Task statement: Keep the images out and copy every entry below exactly.

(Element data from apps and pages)
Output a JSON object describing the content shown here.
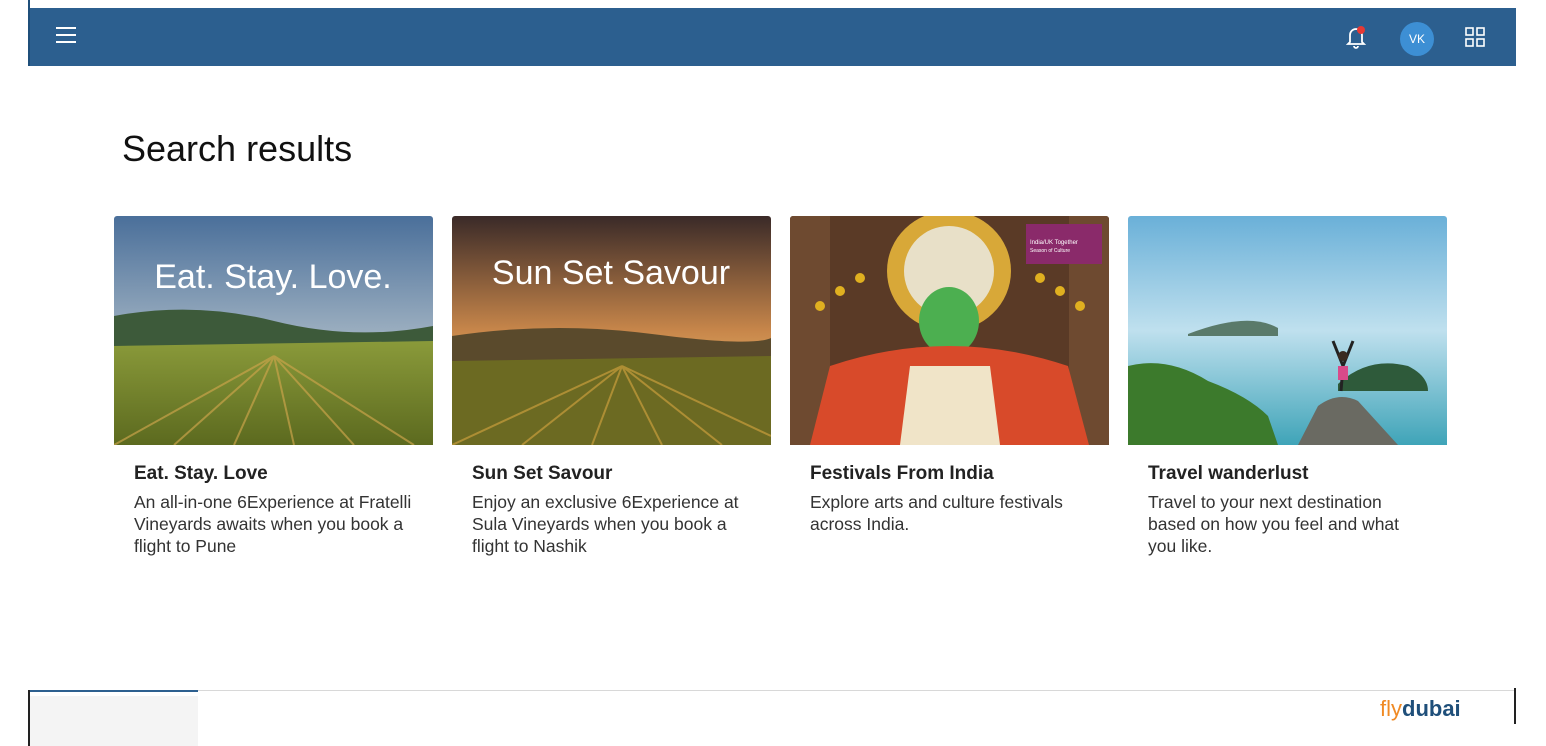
{
  "header": {
    "menu_icon": "hamburger-menu-icon",
    "bell_icon": "notification-bell-icon",
    "avatar_initials": "VK",
    "apps_icon": "apps-grid-icon",
    "brand_color": "#2c5f8f"
  },
  "page": {
    "title": "Search results"
  },
  "cards": [
    {
      "image_text": "Eat. Stay. Love.",
      "title": "Eat. Stay. Love",
      "description": "An all-in-one 6Experience at Fratelli Vineyards awaits when you book a flight to Pune"
    },
    {
      "image_text": "Sun Set Savour",
      "title": "Sun Set Savour",
      "description": "Enjoy an exclusive 6Experience at Sula Vineyards when you book a flight to Nashik"
    },
    {
      "badge_line1": "India/UK Together",
      "badge_line2": "Season of Culture",
      "title": "Festivals From India",
      "description": "Explore arts and culture festivals across India."
    },
    {
      "title": "Travel wanderlust",
      "description": "Travel to your next destination based on how you feel and what you like."
    }
  ],
  "footer": {
    "logo_part1": "fly",
    "logo_part2": "dubai"
  }
}
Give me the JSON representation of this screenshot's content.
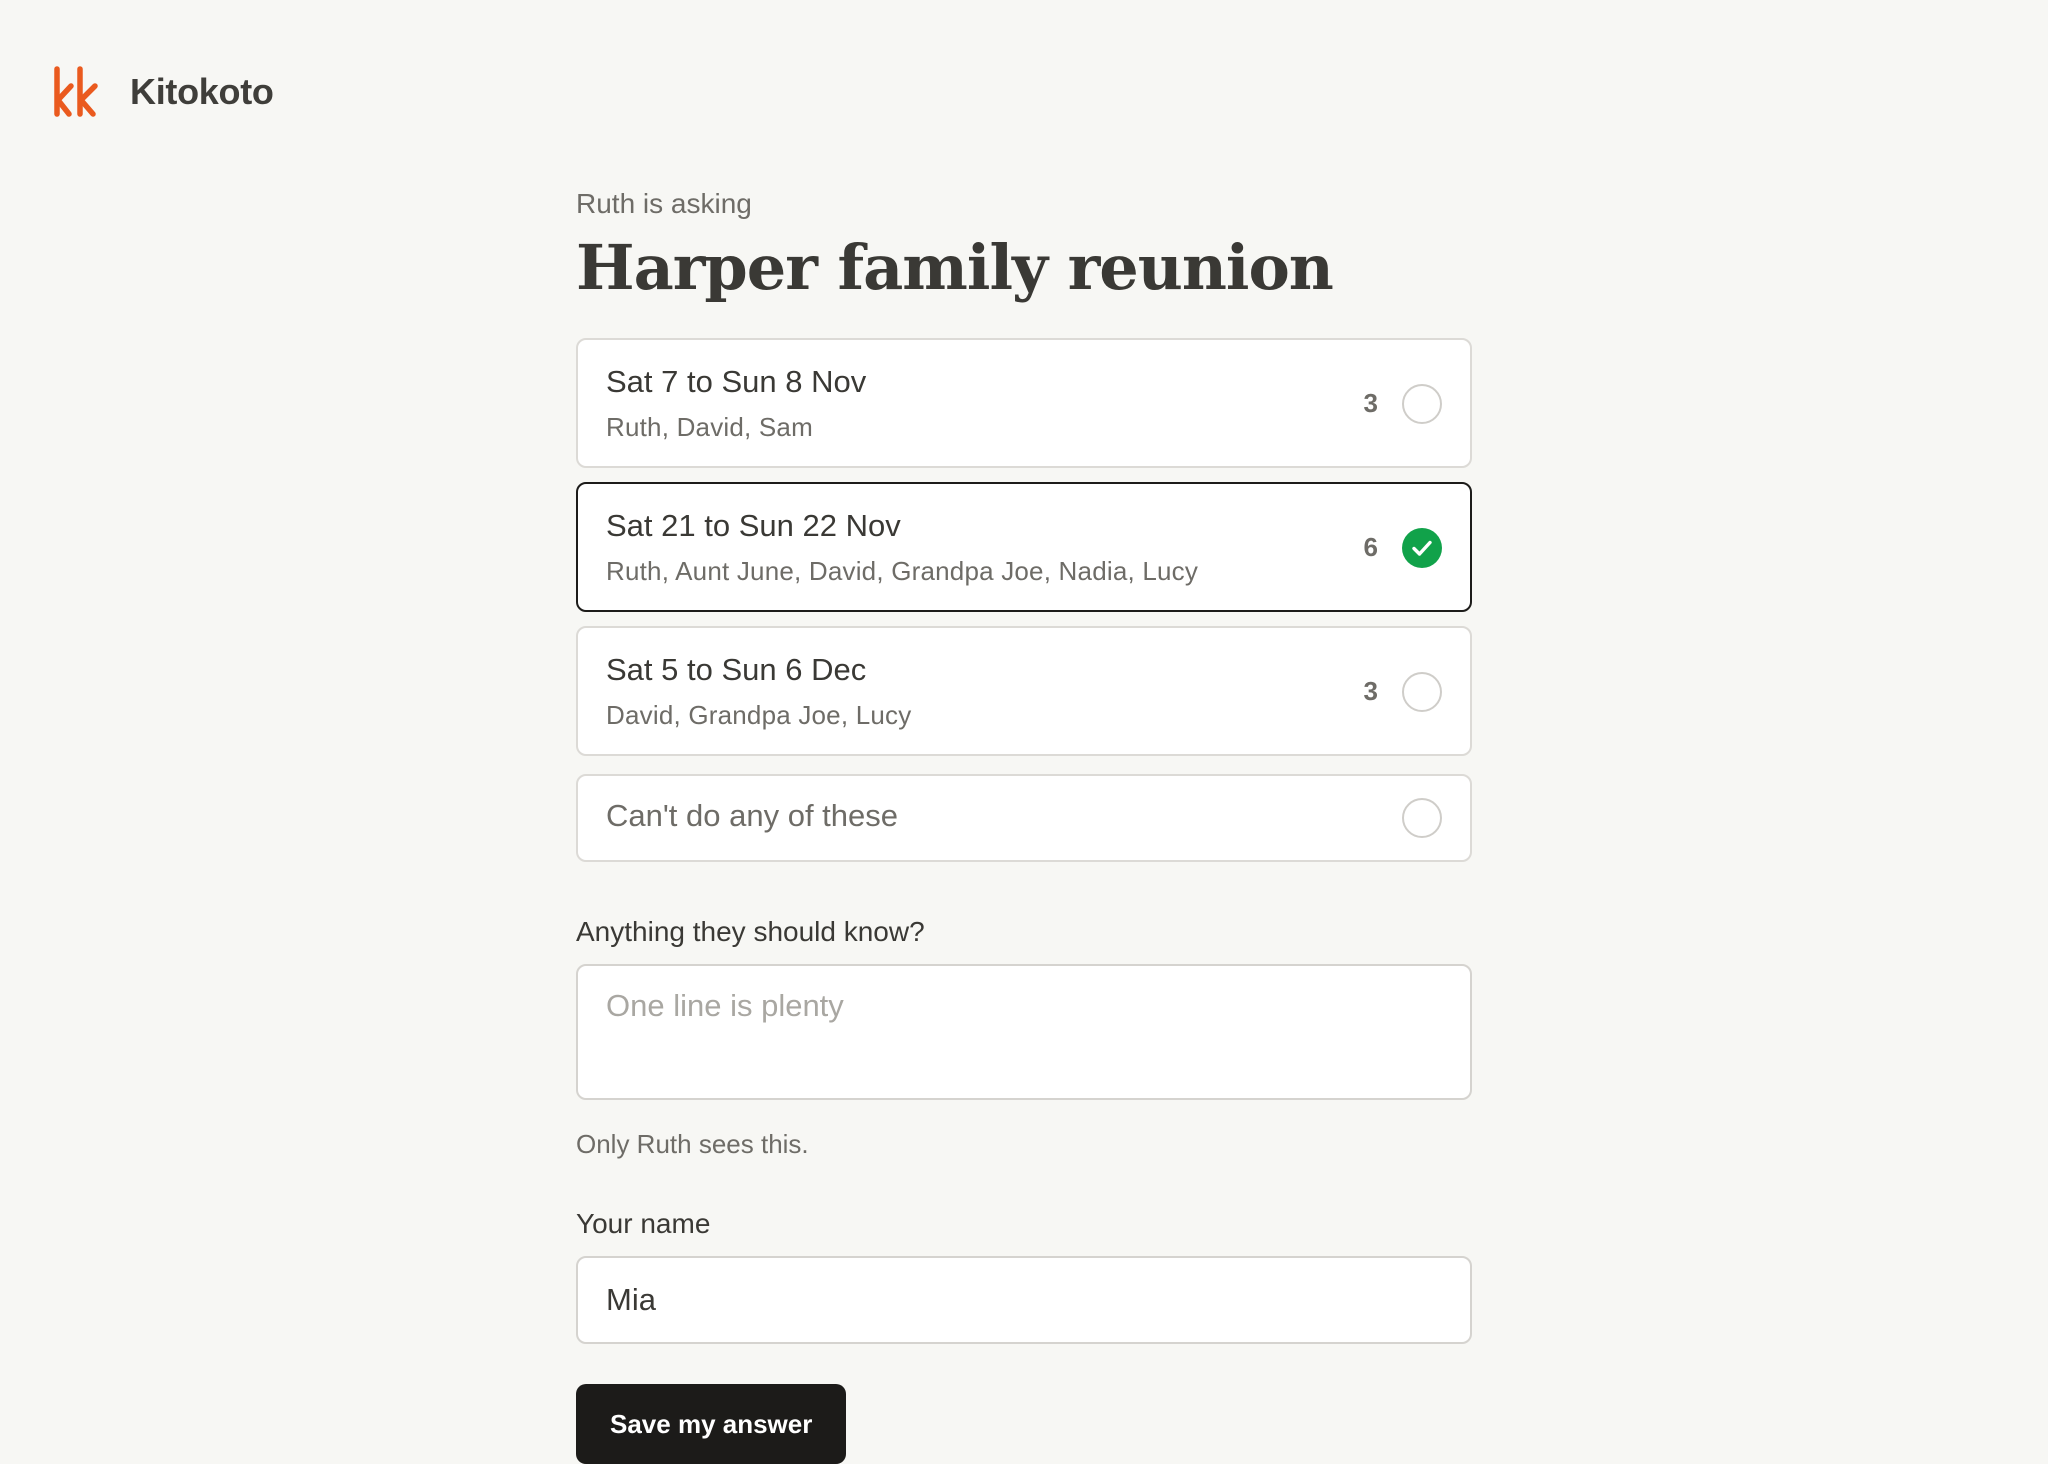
{
  "brand": {
    "logo_icon": "kk-logo-icon",
    "name": "Kitokoto",
    "accent_color": "#ea5a1e"
  },
  "poll": {
    "asker_line": "Ruth is asking",
    "title": "Harper family reunion",
    "options": [
      {
        "date": "Sat 7 to Sun 8 Nov",
        "people": "Ruth, David, Sam",
        "count": "3",
        "selected": false
      },
      {
        "date": "Sat 21 to Sun 22 Nov",
        "people": "Ruth, Aunt June, David, Grandpa Joe, Nadia, Lucy",
        "count": "6",
        "selected": true
      },
      {
        "date": "Sat 5 to Sun 6 Dec",
        "people": "David, Grandpa Joe, Lucy",
        "count": "3",
        "selected": false
      }
    ],
    "none_option": {
      "label": "Can't do any of these",
      "selected": false
    },
    "selected_color": "#11a24a"
  },
  "note": {
    "label": "Anything they should know?",
    "placeholder": "One line is plenty",
    "value": "",
    "hint": "Only Ruth sees this."
  },
  "name_field": {
    "label": "Your name",
    "value": "Mia"
  },
  "submit": {
    "label": "Save my answer"
  }
}
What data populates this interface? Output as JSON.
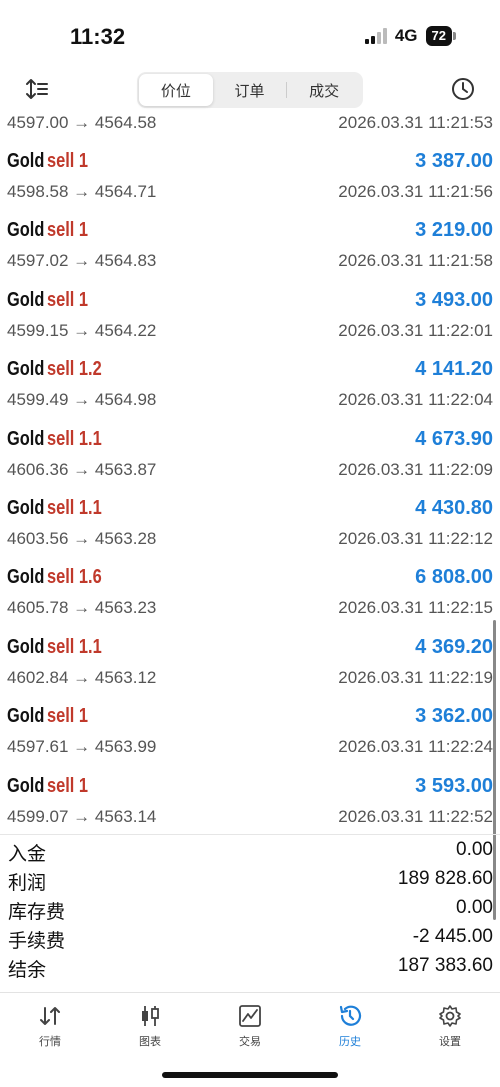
{
  "status_bar": {
    "time": "11:32",
    "network": "4G",
    "battery": "72"
  },
  "toolbar": {
    "tabs": [
      {
        "label": "价位",
        "active": true
      },
      {
        "label": "订单",
        "active": false
      },
      {
        "label": "成交",
        "active": false
      }
    ]
  },
  "partial_row": {
    "prices": "4597.00 → 4564.58",
    "time": "2026.03.31 11:21:53"
  },
  "deals": [
    {
      "symbol": "Gold",
      "type": "sell 1",
      "profit": "3 387.00",
      "prices": "4598.58 → 4564.71",
      "time": "2026.03.31 11:21:56"
    },
    {
      "symbol": "Gold",
      "type": "sell 1",
      "profit": "3 219.00",
      "prices": "4597.02 → 4564.83",
      "time": "2026.03.31 11:21:58"
    },
    {
      "symbol": "Gold",
      "type": "sell 1",
      "profit": "3 493.00",
      "prices": "4599.15 → 4564.22",
      "time": "2026.03.31 11:22:01"
    },
    {
      "symbol": "Gold",
      "type": "sell 1.2",
      "profit": "4 141.20",
      "prices": "4599.49 → 4564.98",
      "time": "2026.03.31 11:22:04"
    },
    {
      "symbol": "Gold",
      "type": "sell 1.1",
      "profit": "4 673.90",
      "prices": "4606.36 → 4563.87",
      "time": "2026.03.31 11:22:09"
    },
    {
      "symbol": "Gold",
      "type": "sell 1.1",
      "profit": "4 430.80",
      "prices": "4603.56 → 4563.28",
      "time": "2026.03.31 11:22:12"
    },
    {
      "symbol": "Gold",
      "type": "sell 1.6",
      "profit": "6 808.00",
      "prices": "4605.78 → 4563.23",
      "time": "2026.03.31 11:22:15"
    },
    {
      "symbol": "Gold",
      "type": "sell 1.1",
      "profit": "4 369.20",
      "prices": "4602.84 → 4563.12",
      "time": "2026.03.31 11:22:19"
    },
    {
      "symbol": "Gold",
      "type": "sell 1",
      "profit": "3 362.00",
      "prices": "4597.61 → 4563.99",
      "time": "2026.03.31 11:22:24"
    },
    {
      "symbol": "Gold",
      "type": "sell 1",
      "profit": "3 593.00",
      "prices": "4599.07 → 4563.14",
      "time": "2026.03.31 11:22:52"
    }
  ],
  "summary": [
    {
      "label": "入金",
      "value": "0.00"
    },
    {
      "label": "利润",
      "value": "189 828.60"
    },
    {
      "label": "库存费",
      "value": "0.00"
    },
    {
      "label": "手续费",
      "value": "-2 445.00"
    },
    {
      "label": "结余",
      "value": "187 383.60"
    }
  ],
  "tabbar": [
    {
      "label": "行情",
      "icon": "quotes-arrows-icon",
      "active": false
    },
    {
      "label": "图表",
      "icon": "candlestick-chart-icon",
      "active": false
    },
    {
      "label": "交易",
      "icon": "trade-chart-icon",
      "active": false
    },
    {
      "label": "历史",
      "icon": "history-clock-icon",
      "active": true
    },
    {
      "label": "设置",
      "icon": "settings-gear-icon",
      "active": false
    }
  ],
  "colors": {
    "profit": "#1e7fd8",
    "sell": "#c0392b",
    "active_tab": "#1e7fd8"
  }
}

Answer to the problem:
Output a JSON object describing the content shown here.
{
  "header": {
    "menu_icon": "hamburger-menu-icon",
    "bell_icon": "notification-bell-icon",
    "avatar_initials": "VK",
    "apps_icon": "apps-grid-icon",
    "brand_color": "#2c5f8f"
  },
  "page": {
    "title": "Search results"
  },
  "cards": [
    {
      "image_text": "Eat. Stay. Love.",
      "title": "Eat. Stay. Love",
      "description": "An all-in-one 6Experience at Fratelli Vineyards awaits when you book a flight to Pune"
    },
    {
      "image_text": "Sun Set Savour",
      "title": "Sun Set Savour",
      "description": "Enjoy an exclusive 6Experience at Sula Vineyards when you book a flight to Nashik"
    },
    {
      "badge_line1": "India/UK Together",
      "badge_line2": "Season of Culture",
      "title": "Festivals From India",
      "description": "Explore arts and culture festivals across India."
    },
    {
      "title": "Travel wanderlust",
      "description": "Travel to your next destination based on how you feel and what you like."
    }
  ],
  "footer": {
    "logo_part1": "fly",
    "logo_part2": "dubai"
  }
}
Give me the JSON representation of this screenshot's content.
{
  "brand": {
    "logo_icon": "kk-logo-icon",
    "name": "Kitokoto",
    "accent_color": "#ea5a1e"
  },
  "poll": {
    "asker_line": "Ruth is asking",
    "title": "Harper family reunion",
    "options": [
      {
        "date": "Sat 7 to Sun 8 Nov",
        "people": "Ruth, David, Sam",
        "count": "3",
        "selected": false
      },
      {
        "date": "Sat 21 to Sun 22 Nov",
        "people": "Ruth, Aunt June, David, Grandpa Joe, Nadia, Lucy",
        "count": "6",
        "selected": true
      },
      {
        "date": "Sat 5 to Sun 6 Dec",
        "people": "David, Grandpa Joe, Lucy",
        "count": "3",
        "selected": false
      }
    ],
    "none_option": {
      "label": "Can't do any of these",
      "selected": false
    },
    "selected_color": "#11a24a"
  },
  "note": {
    "label": "Anything they should know?",
    "placeholder": "One line is plenty",
    "value": "",
    "hint": "Only Ruth sees this."
  },
  "name_field": {
    "label": "Your name",
    "value": "Mia"
  },
  "submit": {
    "label": "Save my answer"
  }
}
What data populates this interface? Output as JSON.
{
  "status_bar": {
    "time": "11:32",
    "network": "4G",
    "battery": "72"
  },
  "toolbar": {
    "tabs": [
      {
        "label": "价位",
        "active": true
      },
      {
        "label": "订单",
        "active": false
      },
      {
        "label": "成交",
        "active": false
      }
    ]
  },
  "partial_row": {
    "prices": "4597.00 → 4564.58",
    "time": "2026.03.31 11:21:53"
  },
  "deals": [
    {
      "symbol": "Gold",
      "type": "sell 1",
      "profit": "3 387.00",
      "prices": "4598.58 → 4564.71",
      "time": "2026.03.31 11:21:56"
    },
    {
      "symbol": "Gold",
      "type": "sell 1",
      "profit": "3 219.00",
      "prices": "4597.02 → 4564.83",
      "time": "2026.03.31 11:21:58"
    },
    {
      "symbol": "Gold",
      "type": "sell 1",
      "profit": "3 493.00",
      "prices": "4599.15 → 4564.22",
      "time": "2026.03.31 11:22:01"
    },
    {
      "symbol": "Gold",
      "type": "sell 1.2",
      "profit": "4 141.20",
      "prices": "4599.49 → 4564.98",
      "time": "2026.03.31 11:22:04"
    },
    {
      "symbol": "Gold",
      "type": "sell 1.1",
      "profit": "4 673.90",
      "prices": "4606.36 → 4563.87",
      "time": "2026.03.31 11:22:09"
    },
    {
      "symbol": "Gold",
      "type": "sell 1.1",
      "profit": "4 430.80",
      "prices": "4603.56 → 4563.28",
      "time": "2026.03.31 11:22:12"
    },
    {
      "symbol": "Gold",
      "type": "sell 1.6",
      "profit": "6 808.00",
      "prices": "4605.78 → 4563.23",
      "time": "2026.03.31 11:22:15"
    },
    {
      "symbol": "Gold",
      "type": "sell 1.1",
      "profit": "4 369.20",
      "prices": "4602.84 → 4563.12",
      "time": "2026.03.31 11:22:19"
    },
    {
      "symbol": "Gold",
      "type": "sell 1",
      "profit": "3 362.00",
      "prices": "4597.61 → 4563.99",
      "time": "2026.03.31 11:22:24"
    },
    {
      "symbol": "Gold",
      "type": "sell 1",
      "profit": "3 593.00",
      "prices": "4599.07 → 4563.14",
      "time": "2026.03.31 11:22:52"
    }
  ],
  "summary": [
    {
      "label": "入金",
      "value": "0.00"
    },
    {
      "label": "利润",
      "value": "189 828.60"
    },
    {
      "label": "库存费",
      "value": "0.00"
    },
    {
      "label": "手续费",
      "value": "-2 445.00"
    },
    {
      "label": "结余",
      "value": "187 383.60"
    }
  ],
  "tabbar": [
    {
      "label": "行情",
      "icon": "quotes-arrows-icon",
      "active": false
    },
    {
      "label": "图表",
      "icon": "candlestick-chart-icon",
      "active": false
    },
    {
      "label": "交易",
      "icon": "trade-chart-icon",
      "active": false
    },
    {
      "label": "历史",
      "icon": "history-clock-icon",
      "active": true
    },
    {
      "label": "设置",
      "icon": "settings-gear-icon",
      "active": false
    }
  ],
  "colors": {
    "profit": "#1e7fd8",
    "sell": "#c0392b",
    "active_tab": "#1e7fd8"
  }
}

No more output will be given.